Required work —
Make an exact copy of all the records that follow, apart from the pictures.

Provided information —
----------------------------------------

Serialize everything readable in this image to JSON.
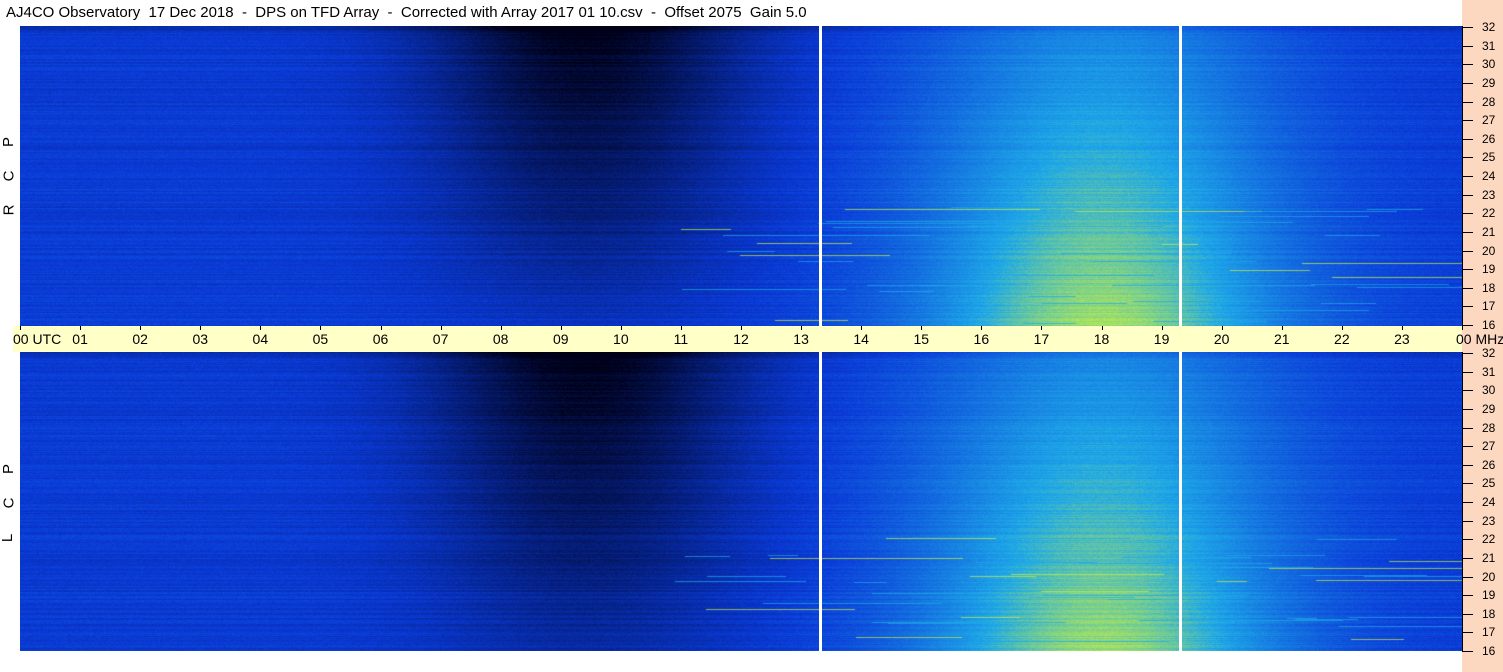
{
  "title": "AJ4CO Observatory  17 Dec 2018  -  DPS on TFD Array  -  Corrected with Array 2017 01 10.csv  -  Offset 2075  Gain 5.0",
  "chart_data": [
    {
      "type": "heatmap",
      "panel": "RCP",
      "side_label": [
        "R",
        "C",
        "P"
      ],
      "x_tick_labels": [
        "00 UTC",
        "01",
        "02",
        "03",
        "04",
        "05",
        "06",
        "07",
        "08",
        "09",
        "10",
        "11",
        "12",
        "13",
        "14",
        "15",
        "16",
        "17",
        "18",
        "19",
        "20",
        "21",
        "22",
        "23",
        "00 MHz"
      ],
      "x_range_hours": [
        0,
        24
      ],
      "y_unit": "MHz",
      "y_range": [
        16,
        32
      ],
      "y_tick_labels": [
        "32",
        "31",
        "30",
        "29",
        "28",
        "27",
        "26",
        "25",
        "24",
        "23",
        "22",
        "21",
        "20",
        "19",
        "18",
        "17",
        "16"
      ],
      "markers_hours": [
        13.32,
        19.3
      ]
    },
    {
      "type": "heatmap",
      "panel": "LCP",
      "side_label": [
        "L",
        "C",
        "P"
      ],
      "x_range_hours": [
        0,
        24
      ],
      "y_unit": "MHz",
      "y_range": [
        16,
        32
      ],
      "y_tick_labels": [
        "32",
        "31",
        "30",
        "29",
        "28",
        "27",
        "26",
        "25",
        "24",
        "23",
        "22",
        "21",
        "20",
        "19",
        "18",
        "17",
        "16"
      ],
      "markers_hours": [
        13.32,
        19.3
      ]
    }
  ],
  "colors": {
    "background_strip": "#fcd8c0",
    "axis_band": "#ffffc8",
    "quiet": "#0a3ad8",
    "dark": "#000016",
    "active": "#1ea8e8",
    "hot": "#c8f040"
  }
}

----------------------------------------

Solution —
Serialize everything readable in this image to JSON.
{
  "title": "AJ4CO Observatory  17 Dec 2018  -  DPS on TFD Array  -  Corrected with Array 2017 01 10.csv  -  Offset 2075  Gain 5.0",
  "chart_data": [
    {
      "type": "heatmap",
      "panel": "RCP",
      "side_label": [
        "R",
        "C",
        "P"
      ],
      "x_tick_labels": [
        "00 UTC",
        "01",
        "02",
        "03",
        "04",
        "05",
        "06",
        "07",
        "08",
        "09",
        "10",
        "11",
        "12",
        "13",
        "14",
        "15",
        "16",
        "17",
        "18",
        "19",
        "20",
        "21",
        "22",
        "23",
        "00 MHz"
      ],
      "x_range_hours": [
        0,
        24
      ],
      "y_unit": "MHz",
      "y_range": [
        16,
        32
      ],
      "y_tick_labels": [
        "32",
        "31",
        "30",
        "29",
        "28",
        "27",
        "26",
        "25",
        "24",
        "23",
        "22",
        "21",
        "20",
        "19",
        "18",
        "17",
        "16"
      ],
      "markers_hours": [
        13.32,
        19.3
      ]
    },
    {
      "type": "heatmap",
      "panel": "LCP",
      "side_label": [
        "L",
        "C",
        "P"
      ],
      "x_range_hours": [
        0,
        24
      ],
      "y_unit": "MHz",
      "y_range": [
        16,
        32
      ],
      "y_tick_labels": [
        "32",
        "31",
        "30",
        "29",
        "28",
        "27",
        "26",
        "25",
        "24",
        "23",
        "22",
        "21",
        "20",
        "19",
        "18",
        "17",
        "16"
      ],
      "markers_hours": [
        13.32,
        19.3
      ]
    }
  ],
  "colors": {
    "background_strip": "#fcd8c0",
    "axis_band": "#ffffc8",
    "quiet": "#0a3ad8",
    "dark": "#000016",
    "active": "#1ea8e8",
    "hot": "#c8f040"
  }
}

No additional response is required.